At the end of day one we all returned to a room at the Llandudno Town Hall to analyse results. We used scale drawings to recreate our results adding the planning frame drawings. A super day of survey work.   
 
Sunday 16th November, 2014
 
Our second day of survey work focussed upon 3D methods. This is used for recording artefacts that are uneven and where parts of the structure are obscured from a direct line of sight. Again we start with a site plan / sketch and take photos. We then add a series of control points (about 8) around the site, label the parts of the feature we wish to record in our survey and take a series of measurements from each point to a minimum of four control points. A dumpy level is used to measure the depth (height) of the parts of the feature we wish to survey. It is very straight forward. 
 

 
 
   
At the end of Day two we then went to Blind Veterans - Llandudno to analyse the results using some software called Site Recorder.
 
 
 
 
Final Thoughts
 
Upon completion of the two day survey training and from attending the talk on nautical archaeology, many more people are now more aware of the benefits and limitations of doing maritime archaeology. Ships' Timbers certainly is better equipped to draw on more people with an ability to carry out survey work on the foreshore with subsequent data analysis. This will really help when we come to survey the Flying Foam.
 
And finally, do we know what our west shore survey feature is? No not yet. So just like the Diamond - the mystery continues!
 
Acknowledgements
 
Ships' Timbers would like to thank CADW for providing the funding for this weekend event, to the Nautical Archaeology Society and Ian Cundy and Bill Turner for their knowledge and professional instruction in the delivery of the talk and course across the weekend on the west shore, to the West Shore Beach Café for letting us use their café for the theory part of the course and for the marvellous refreshments provided at the talk in the Town Hall, to Blind Veterans - Llandudno for the use of the IT facilities, to everyone who attended the talk at Llandudno Town Hall and also to those who gave a donation to help the Children in Need Appeal, and to everyone who attended the Survey Days on the west shore Llandudno 

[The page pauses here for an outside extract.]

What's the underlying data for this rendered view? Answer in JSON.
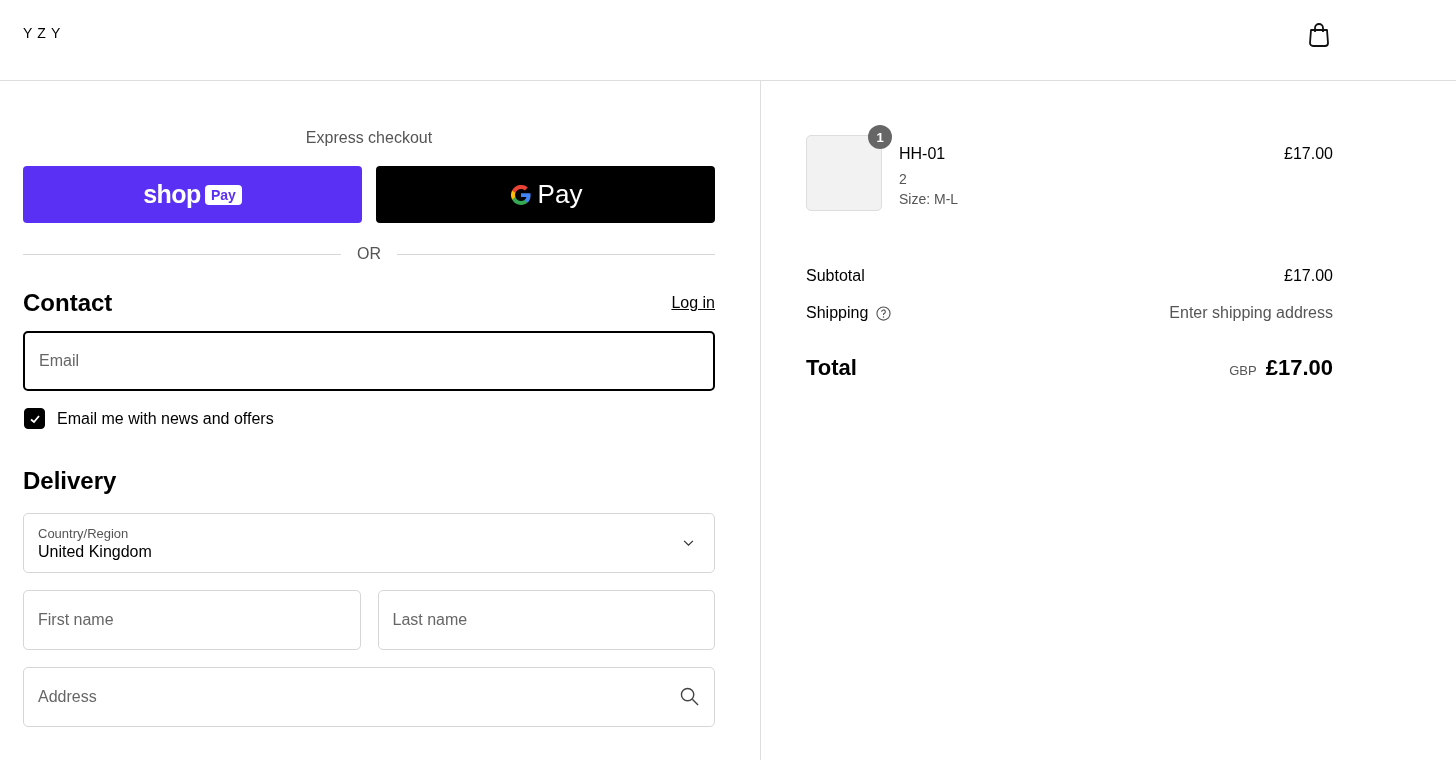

1 comment:

  1. WELL DONE TO ALL ,VERY SAD TO MISS THIS GREAT WEEKEND.

    ReplyDelete